Video can really impact your business. Practice makes video perfect, message sells it.
Practice Makes Video Perfect, Message Sells It
The first video is usually uncomfortable, but everyone gets better.
I think video may be more terrifying to people than public speaking. But only at first and only if you don’t practice.
CEOs Work Hard on Great Videos
I work with amazing litigators, brilliant doctors and financial gurus, who may not like the idea of being in a video, but they work at it.
A compelling video will drive calls to your business.
Practice. That’s it.
This is not a fun process. It’s very uncomfortable. So this tactic I’m suggesting next makes it even more uncomfortable: record yourself and listen to how you sound.
The Sale is in Your Sizzle
What on earth will you say in your video debut? No spoofs, goofs, or dancing videos. No one wants to hire the dancing attorney or the silly realtor or goofy financial whiz.
The sale is in the sizzle.
Please don’t sell. Definitely don’t shout out your website and phone number or say “call me now.”
Record and Re-record
Record and watch it. Practice and re-record. Repeat.
If you want the most viewed video on YouTube, you’ll have to shoot a music video. Music videos are the most viewed with the No. 1 viewed video on YouTube as of Aug. 5, 2017, was “Despacito” by Daddy Yankee with 3 billion views.
In 2015, the No. 1 YouTube video was “Gangham Style” by Psy with 2 billion, 260 million views. All other most viewed YouTube videos according to Wikipedia are music videos. The Gangham Style video is reported to have driven $13.4 million in revenue for South Korea, also according to Wikipedia.
Or you can do a “Charlie Bit My Finger–Again!” viral video. This video is the only non-music video in the top 10 and features a little boy letting his baby brother bite his finger, twice. It’s No. 8 with 853 million views. The best viral videos aren’t staged. They’re impromptu videos shot on camera capturing something incredibly funny or interesting.
The most expensive videos are run during the Super Bowl where airtime is $4.5 million for 30 seconds.
How Much Does Video Cost?
Your Competitors Have Video
Business owners want to know how much video costs to script, direct, shoot, edit, produce and post.
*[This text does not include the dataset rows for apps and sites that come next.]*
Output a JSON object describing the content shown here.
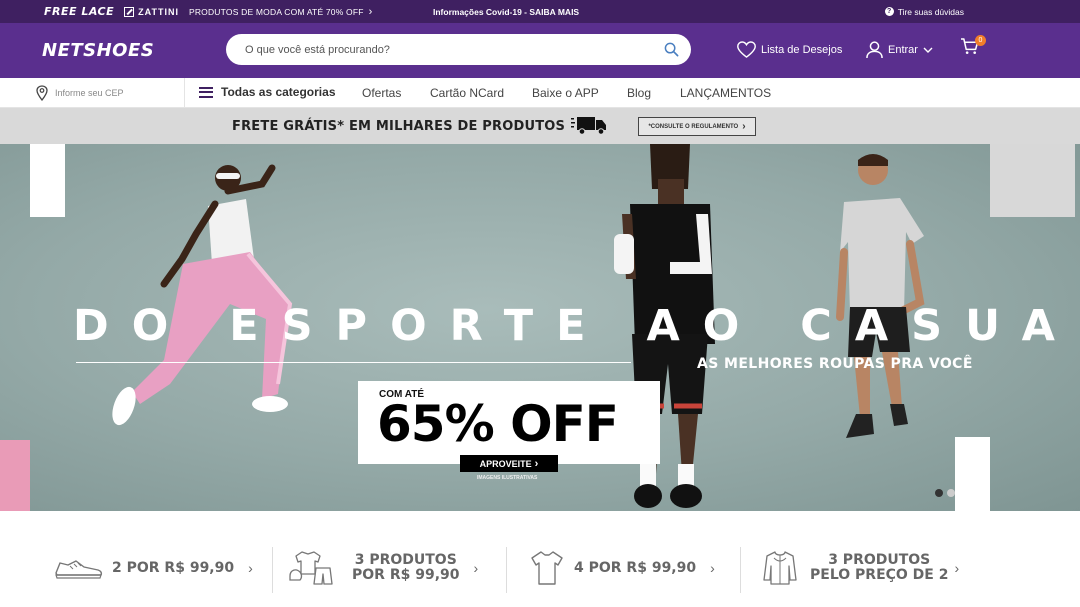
{
  "topbar": {
    "freelace": "FREE LACE",
    "zattini": "ZATTINI",
    "promo": "PRODUTOS DE MODA COM ATÉ 70% OFF",
    "promo_chevron": "›",
    "covid": "Informações Covid-19 - SAIBA MAIS",
    "help": "Tire suas dúvidas",
    "help_icon": "question-circle-icon"
  },
  "header": {
    "logo": "NETSHOES",
    "search_placeholder": "O que você está procurando?",
    "wishlist": "Lista de Desejos",
    "login": "Entrar",
    "cart_count": "0"
  },
  "nav": {
    "cep_placeholder": "Informe seu CEP",
    "all_categories": "Todas as categorias",
    "links": [
      "Ofertas",
      "Cartão NCard",
      "Baixe o APP",
      "Blog",
      "LANÇAMENTOS"
    ]
  },
  "shipping": {
    "text": "FRETE GRÁTIS* EM MILHARES DE PRODUTOS",
    "button": "*CONSULTE O REGULAMENTO",
    "button_chevron": "›"
  },
  "hero": {
    "title": "DO ESPORTE AO CASUAL",
    "subtitle": "AS MELHORES ROUPAS PRA VOCÊ",
    "upto": "COM ATÉ",
    "discount": "65% OFF",
    "cta": "APROVEITE",
    "cta_chevron": "›",
    "disclaimer": "IMAGENS ILUSTRATIVAS",
    "active_slide": 1,
    "slide_count": 2
  },
  "promos": [
    {
      "line1": "2 POR R$ 99,90",
      "line2": "",
      "icon": "sneaker-icon"
    },
    {
      "line1": "3 PRODUTOS",
      "line2": "POR R$ 99,90",
      "icon": "clothes-set-icon"
    },
    {
      "line1": "4 POR R$ 99,90",
      "line2": "",
      "icon": "tshirt-icon"
    },
    {
      "line1": "3 PRODUTOS",
      "line2": "PELO PREÇO DE 2",
      "icon": "jacket-icon"
    }
  ],
  "promo_chevron": "›",
  "colors": {
    "topbar": "#3f2061",
    "header": "#5a2f8e",
    "cart_badge": "#f17d2a"
  }
}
And the answer is: what is it costing you NOT to have videos produced? You can certainly pay $50, $100, or $200 per video and get a slick piece.
At the end of the day, no one outside of YouTube viral video sensations have the ability to shoot their own video, let alone edit and produce it and post it, code it and share it online.
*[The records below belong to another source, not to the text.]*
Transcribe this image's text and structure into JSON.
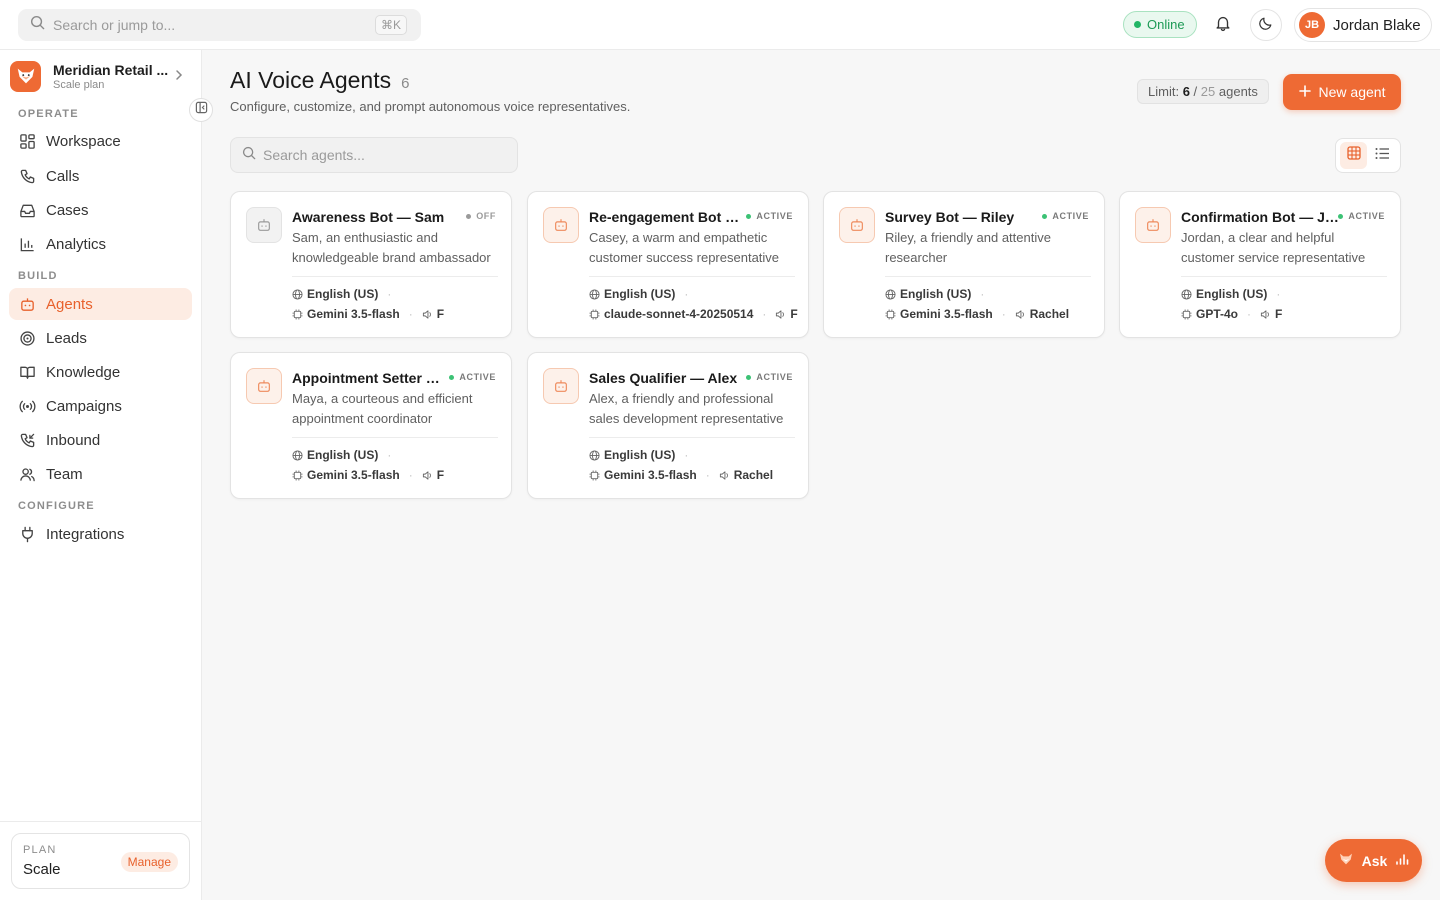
{
  "header": {
    "search_placeholder": "Search or jump to...",
    "shortcut": "⌘K",
    "status": "Online",
    "user": {
      "initials": "JB",
      "name": "Jordan Blake"
    }
  },
  "sidebar": {
    "org": {
      "name": "Meridian Retail ...",
      "plan": "Scale plan"
    },
    "sections": {
      "operate": "OPERATE",
      "build": "BUILD",
      "configure": "CONFIGURE"
    },
    "items": {
      "workspace": "Workspace",
      "calls": "Calls",
      "cases": "Cases",
      "analytics": "Analytics",
      "agents": "Agents",
      "leads": "Leads",
      "knowledge": "Knowledge",
      "campaigns": "Campaigns",
      "inbound": "Inbound",
      "team": "Team",
      "integrations": "Integrations"
    },
    "plan_box": {
      "label": "PLAN",
      "name": "Scale",
      "manage": "Manage"
    }
  },
  "main": {
    "title": "AI Voice Agents",
    "count": "6",
    "subtitle": "Configure, customize, and prompt autonomous voice representatives.",
    "limit": {
      "label": "Limit:",
      "used": "6",
      "sep": "/",
      "max": "25",
      "unit": "agents"
    },
    "new_agent": "New agent",
    "search_placeholder": "Search agents..."
  },
  "agents": [
    {
      "name": "Awareness Bot — Sam",
      "status": "OFF",
      "desc": "Sam, an enthusiastic and knowledgeable brand ambassador",
      "language": "English (US)",
      "model": "Gemini 3.5-flash",
      "voice": "F"
    },
    {
      "name": "Re-engagement Bot — Casey",
      "status": "ACTIVE",
      "desc": "Casey, a warm and empathetic customer success representative",
      "language": "English (US)",
      "model": "claude-sonnet-4-20250514",
      "voice": "F"
    },
    {
      "name": "Survey Bot — Riley",
      "status": "ACTIVE",
      "desc": "Riley, a friendly and attentive researcher",
      "language": "English (US)",
      "model": "Gemini 3.5-flash",
      "voice": "Rachel"
    },
    {
      "name": "Confirmation Bot — Jordan",
      "status": "ACTIVE",
      "desc": "Jordan, a clear and helpful customer service representative",
      "language": "English (US)",
      "model": "GPT-4o",
      "voice": "F"
    },
    {
      "name": "Appointment Setter — Maya",
      "status": "ACTIVE",
      "desc": "Maya, a courteous and efficient appointment coordinator",
      "language": "English (US)",
      "model": "Gemini 3.5-flash",
      "voice": "F"
    },
    {
      "name": "Sales Qualifier — Alex",
      "status": "ACTIVE",
      "desc": "Alex, a friendly and professional sales development representative",
      "language": "English (US)",
      "model": "Gemini 3.5-flash",
      "voice": "Rachel"
    }
  ],
  "ask_button": "Ask",
  "colors": {
    "accent": "#ee6a34",
    "online": "#22b565"
  }
}
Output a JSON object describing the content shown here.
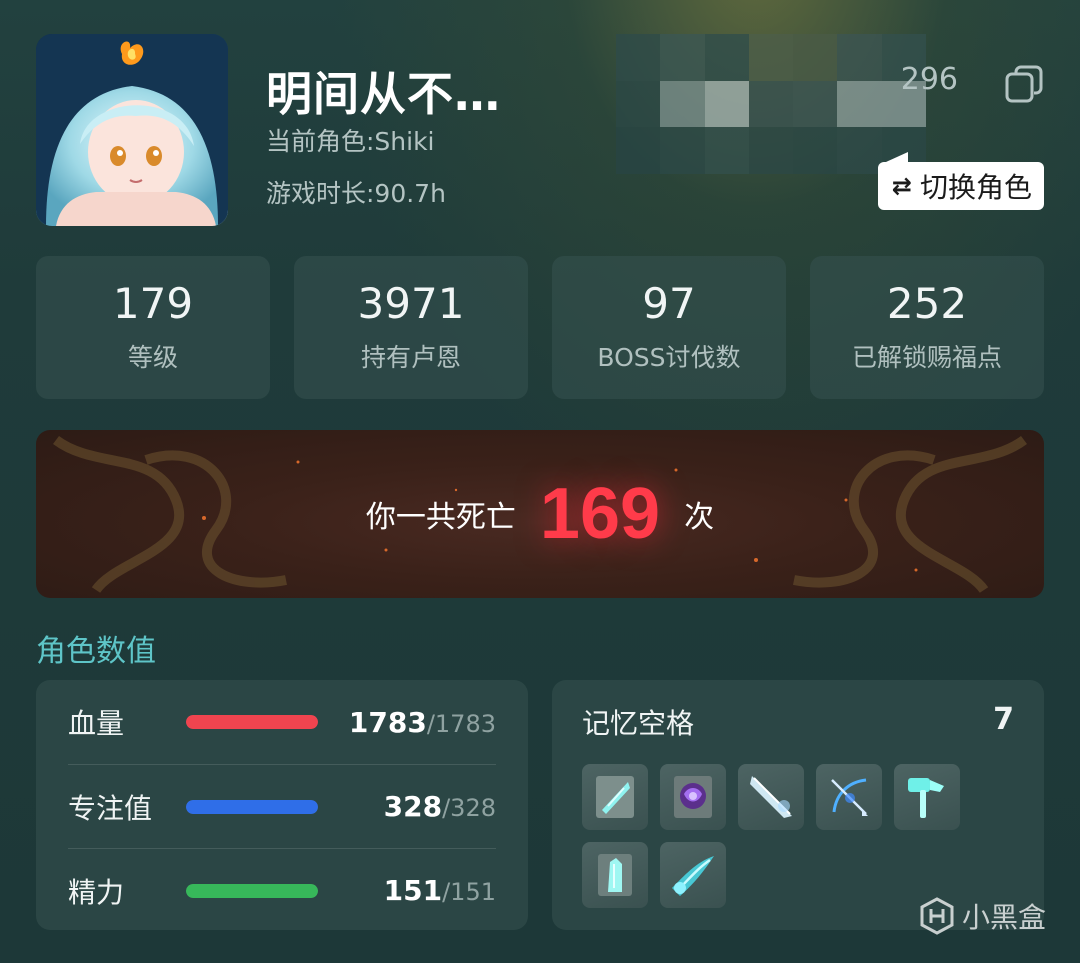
{
  "profile": {
    "name": "明间从不…",
    "role": "当前角色:Shiki",
    "playtime": "游戏时长:90.7h",
    "uid": "296",
    "switch_label": "切换角色",
    "switch_icon": "⇄"
  },
  "stats": [
    {
      "value": "179",
      "label": "等级"
    },
    {
      "value": "3971",
      "label": "持有卢恩"
    },
    {
      "value": "97",
      "label": "BOSS讨伐数"
    },
    {
      "value": "252",
      "label": "已解锁赐福点"
    }
  ],
  "death": {
    "prefix": "你一共死亡",
    "count": "169",
    "suffix": "次"
  },
  "section_title": "角色数值",
  "attributes": [
    {
      "label": "血量",
      "value": "1783",
      "max": "/1783",
      "fill": 1.0,
      "color": "#f0444f"
    },
    {
      "label": "专注值",
      "value": "328",
      "max": "/328",
      "fill": 1.0,
      "color": "#2f6ee8"
    },
    {
      "label": "精力",
      "value": "151",
      "max": "/151",
      "fill": 1.0,
      "color": "#37b85a"
    }
  ],
  "memory": {
    "title": "记忆空格",
    "count": "7",
    "spells": [
      "crystal-spell-icon",
      "purple-spell-icon",
      "blade-spell-icon",
      "bow-spell-icon",
      "hammer-spell-icon",
      "shard-spell-icon",
      "comet-spell-icon"
    ]
  },
  "watermark": {
    "text": "小黑盒"
  },
  "colors": {
    "accent": "#5ec5c8",
    "death_count": "#ff3b4a"
  }
}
Work with someone you trust to share your business story so that they can do the work. The cost to you will be in time that you take to practice and work on the video. Happy shooting!